Instructions to follow >> Every line of the material that follows must be printed again exactly.

[[ Data for this exercise open ]]

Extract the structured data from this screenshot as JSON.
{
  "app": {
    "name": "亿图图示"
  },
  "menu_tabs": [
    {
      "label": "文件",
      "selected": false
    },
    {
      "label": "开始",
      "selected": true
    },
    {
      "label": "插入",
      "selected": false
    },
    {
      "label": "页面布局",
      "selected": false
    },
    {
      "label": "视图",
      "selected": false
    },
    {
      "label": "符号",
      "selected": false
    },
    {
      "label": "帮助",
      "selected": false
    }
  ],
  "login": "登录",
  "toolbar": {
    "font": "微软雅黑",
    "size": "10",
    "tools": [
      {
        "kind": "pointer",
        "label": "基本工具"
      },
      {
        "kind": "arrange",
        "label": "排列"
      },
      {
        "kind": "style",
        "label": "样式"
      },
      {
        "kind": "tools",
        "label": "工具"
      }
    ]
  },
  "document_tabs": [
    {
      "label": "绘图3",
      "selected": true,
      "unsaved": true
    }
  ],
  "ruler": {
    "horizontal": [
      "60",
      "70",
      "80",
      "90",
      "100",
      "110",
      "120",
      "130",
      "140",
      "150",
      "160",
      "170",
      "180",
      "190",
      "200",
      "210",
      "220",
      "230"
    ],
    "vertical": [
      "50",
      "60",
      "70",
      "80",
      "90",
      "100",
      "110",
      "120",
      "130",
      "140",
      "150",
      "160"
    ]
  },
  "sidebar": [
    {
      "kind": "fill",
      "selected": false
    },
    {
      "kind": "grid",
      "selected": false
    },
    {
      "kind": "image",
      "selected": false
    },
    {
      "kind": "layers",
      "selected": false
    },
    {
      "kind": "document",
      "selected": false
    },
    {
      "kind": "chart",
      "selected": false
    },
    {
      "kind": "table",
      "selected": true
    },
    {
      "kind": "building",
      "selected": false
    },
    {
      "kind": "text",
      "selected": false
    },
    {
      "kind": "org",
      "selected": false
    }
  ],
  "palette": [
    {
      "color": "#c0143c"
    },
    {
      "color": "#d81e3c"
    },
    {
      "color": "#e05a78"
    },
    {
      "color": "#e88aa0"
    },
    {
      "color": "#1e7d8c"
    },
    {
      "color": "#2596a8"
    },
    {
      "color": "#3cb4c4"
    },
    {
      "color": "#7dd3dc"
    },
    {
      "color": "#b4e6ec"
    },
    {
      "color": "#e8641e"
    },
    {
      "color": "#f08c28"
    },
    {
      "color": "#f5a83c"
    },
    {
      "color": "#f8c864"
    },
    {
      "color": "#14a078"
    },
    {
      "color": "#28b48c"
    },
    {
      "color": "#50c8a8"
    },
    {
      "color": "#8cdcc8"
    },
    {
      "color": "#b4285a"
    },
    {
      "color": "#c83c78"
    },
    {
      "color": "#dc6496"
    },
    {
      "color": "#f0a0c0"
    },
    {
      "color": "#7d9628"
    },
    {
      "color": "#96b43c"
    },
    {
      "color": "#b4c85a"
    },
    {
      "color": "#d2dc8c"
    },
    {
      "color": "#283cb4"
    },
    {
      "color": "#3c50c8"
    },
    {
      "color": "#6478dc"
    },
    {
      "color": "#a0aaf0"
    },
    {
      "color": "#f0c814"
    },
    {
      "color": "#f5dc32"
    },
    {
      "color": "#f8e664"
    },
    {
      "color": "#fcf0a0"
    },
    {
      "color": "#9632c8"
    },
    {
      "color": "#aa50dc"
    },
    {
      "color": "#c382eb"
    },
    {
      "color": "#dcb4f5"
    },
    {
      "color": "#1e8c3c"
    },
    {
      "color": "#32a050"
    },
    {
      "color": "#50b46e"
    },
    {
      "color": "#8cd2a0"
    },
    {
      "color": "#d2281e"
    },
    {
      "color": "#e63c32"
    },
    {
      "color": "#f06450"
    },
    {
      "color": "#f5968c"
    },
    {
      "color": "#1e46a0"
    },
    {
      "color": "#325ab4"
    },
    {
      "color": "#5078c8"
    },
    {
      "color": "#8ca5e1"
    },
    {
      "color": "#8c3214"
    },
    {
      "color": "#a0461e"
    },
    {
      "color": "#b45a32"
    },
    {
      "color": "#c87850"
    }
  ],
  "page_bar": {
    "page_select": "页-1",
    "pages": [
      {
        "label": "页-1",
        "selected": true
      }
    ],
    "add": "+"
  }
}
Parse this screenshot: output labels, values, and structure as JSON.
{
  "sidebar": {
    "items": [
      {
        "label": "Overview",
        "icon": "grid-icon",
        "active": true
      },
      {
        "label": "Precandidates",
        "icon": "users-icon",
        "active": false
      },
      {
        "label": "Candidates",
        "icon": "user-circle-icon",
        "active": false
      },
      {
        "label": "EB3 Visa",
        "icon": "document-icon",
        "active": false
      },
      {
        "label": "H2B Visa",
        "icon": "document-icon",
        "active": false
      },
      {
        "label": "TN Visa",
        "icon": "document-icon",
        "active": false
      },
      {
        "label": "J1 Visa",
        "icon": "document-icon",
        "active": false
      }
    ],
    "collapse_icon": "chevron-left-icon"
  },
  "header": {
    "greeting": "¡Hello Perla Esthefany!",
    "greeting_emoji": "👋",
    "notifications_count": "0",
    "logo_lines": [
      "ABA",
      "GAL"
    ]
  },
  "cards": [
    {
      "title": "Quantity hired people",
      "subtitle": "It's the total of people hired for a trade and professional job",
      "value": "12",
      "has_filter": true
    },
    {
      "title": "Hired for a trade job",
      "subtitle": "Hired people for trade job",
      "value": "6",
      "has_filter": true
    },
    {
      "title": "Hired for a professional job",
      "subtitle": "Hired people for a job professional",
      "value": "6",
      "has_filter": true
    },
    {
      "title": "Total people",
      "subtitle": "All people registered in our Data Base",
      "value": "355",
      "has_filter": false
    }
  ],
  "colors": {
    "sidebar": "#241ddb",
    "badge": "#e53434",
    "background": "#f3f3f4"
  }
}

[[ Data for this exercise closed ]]

Response area >>
Extract the structured data from this screenshot as JSON.
{
  "app": {
    "name": "亿图图示"
  },
  "menu_tabs": [
    {
      "label": "文件",
      "selected": false
    },
    {
      "label": "开始",
      "selected": true
    },
    {
      "label": "插入",
      "selected": false
    },
    {
      "label": "页面布局",
      "selected": false
    },
    {
      "label": "视图",
      "selected": false
    },
    {
      "label": "符号",
      "selected": false
    },
    {
      "label": "帮助",
      "selected": false
    }
  ],
  "login": "登录",
  "toolbar": {
    "font": "微软雅黑",
    "size": "10",
    "tools": [
      {
        "kind": "pointer",
        "label": "基本工具"
      },
      {
        "kind": "arrange",
        "label": "排列"
      },
      {
        "kind": "style",
        "label": "样式"
      },
      {
        "kind": "tools",
        "label": "工具"
      }
    ]
  },
  "document_tabs": [
    {
      "label": "绘图3",
      "selected": true,
      "unsaved": true
    }
  ],
  "ruler": {
    "horizontal": [
      "60",
      "70",
      "80",
      "90",
      "100",
      "110",
      "120",
      "130",
      "140",
      "150",
      "160",
      "170",
      "180",
      "190",
      "200",
      "210",
      "220",
      "230"
    ],
    "vertical": [
      "50",
      "60",
      "70",
      "80",
      "90",
      "100",
      "110",
      "120",
      "130",
      "140",
      "150",
      "160"
    ]
  },
  "sidebar": [
    {
      "kind": "fill",
      "selected": false
    },
    {
      "kind": "grid",
      "selected": false
    },
    {
      "kind": "image",
      "selected": false
    },
    {
      "kind": "layers",
      "selected": false
    },
    {
      "kind": "document",
      "selected": false
    },
    {
      "kind": "chart",
      "selected": false
    },
    {
      "kind": "table",
      "selected": true
    },
    {
      "kind": "building",
      "selected": false
    },
    {
      "kind": "text",
      "selected": false
    },
    {
      "kind": "org",
      "selected": false
    }
  ],
  "palette": [
    {
      "color": "#c0143c"
    },
    {
      "color": "#d81e3c"
    },
    {
      "color": "#e05a78"
    },
    {
      "color": "#e88aa0"
    },
    {
      "color": "#1e7d8c"
    },
    {
      "color": "#2596a8"
    },
    {
      "color": "#3cb4c4"
    },
    {
      "color": "#7dd3dc"
    },
    {
      "color": "#b4e6ec"
    },
    {
      "color": "#e8641e"
    },
    {
      "color": "#f08c28"
    },
    {
      "color": "#f5a83c"
    },
    {
      "color": "#f8c864"
    },
    {
      "color": "#14a078"
    },
    {
      "color": "#28b48c"
    },
    {
      "color": "#50c8a8"
    },
    {
      "color": "#8cdcc8"
    },
    {
      "color": "#b4285a"
    },
    {
      "color": "#c83c78"
    },
    {
      "color": "#dc6496"
    },
    {
      "color": "#f0a0c0"
    },
    {
      "color": "#7d9628"
    },
    {
      "color": "#96b43c"
    },
    {
      "color": "#b4c85a"
    },
    {
      "color": "#d2dc8c"
    },
    {
      "color": "#283cb4"
    },
    {
      "color": "#3c50c8"
    },
    {
      "color": "#6478dc"
    },
    {
      "color": "#a0aaf0"
    },
    {
      "color": "#f0c814"
    },
    {
      "color": "#f5dc32"
    },
    {
      "color": "#f8e664"
    },
    {
      "color": "#fcf0a0"
    },
    {
      "color": "#9632c8"
    },
    {
      "color": "#aa50dc"
    },
    {
      "color": "#c382eb"
    },
    {
      "color": "#dcb4f5"
    },
    {
      "color": "#1e8c3c"
    },
    {
      "color": "#32a050"
    },
    {
      "color": "#50b46e"
    },
    {
      "color": "#8cd2a0"
    },
    {
      "color": "#d2281e"
    },
    {
      "color": "#e63c32"
    },
    {
      "color": "#f06450"
    },
    {
      "color": "#f5968c"
    },
    {
      "color": "#1e46a0"
    },
    {
      "color": "#325ab4"
    },
    {
      "color": "#5078c8"
    },
    {
      "color": "#8ca5e1"
    },
    {
      "color": "#8c3214"
    },
    {
      "color": "#a0461e"
    },
    {
      "color": "#b45a32"
    },
    {
      "color": "#c87850"
    }
  ],
  "page_bar": {
    "page_select": "页-1",
    "pages": [
      {
        "label": "页-1",
        "selected": true
      }
    ],
    "add": "+"
  }
}
Parse this screenshot: output labels, values, and structure as JSON.
{
  "sidebar": {
    "items": [
      {
        "label": "Overview",
        "icon": "grid-icon",
        "active": true
      },
      {
        "label": "Precandidates",
        "icon": "users-icon",
        "active": false
      },
      {
        "label": "Candidates",
        "icon": "user-circle-icon",
        "active": false
      },
      {
        "label": "EB3 Visa",
        "icon": "document-icon",
        "active": false
      },
      {
        "label": "H2B Visa",
        "icon": "document-icon",
        "active": false
      },
      {
        "label": "TN Visa",
        "icon": "document-icon",
        "active": false
      },
      {
        "label": "J1 Visa",
        "icon": "document-icon",
        "active": false
      }
    ],
    "collapse_icon": "chevron-left-icon"
  },
  "header": {
    "greeting": "¡Hello Perla Esthefany!",
    "greeting_emoji": "👋",
    "notifications_count": "0",
    "logo_lines": [
      "ABA",
      "GAL"
    ]
  },
  "cards": [
    {
      "title": "Quantity hired people",
      "subtitle": "It's the total of people hired for a trade and professional job",
      "value": "12",
      "has_filter": true
    },
    {
      "title": "Hired for a trade job",
      "subtitle": "Hired people for trade job",
      "value": "6",
      "has_filter": true
    },
    {
      "title": "Hired for a professional job",
      "subtitle": "Hired people for a job professional",
      "value": "6",
      "has_filter": true
    },
    {
      "title": "Total people",
      "subtitle": "All people registered in our Data Base",
      "value": "355",
      "has_filter": false
    }
  ],
  "colors": {
    "sidebar": "#241ddb",
    "badge": "#e53434",
    "background": "#f3f3f4"
  }
}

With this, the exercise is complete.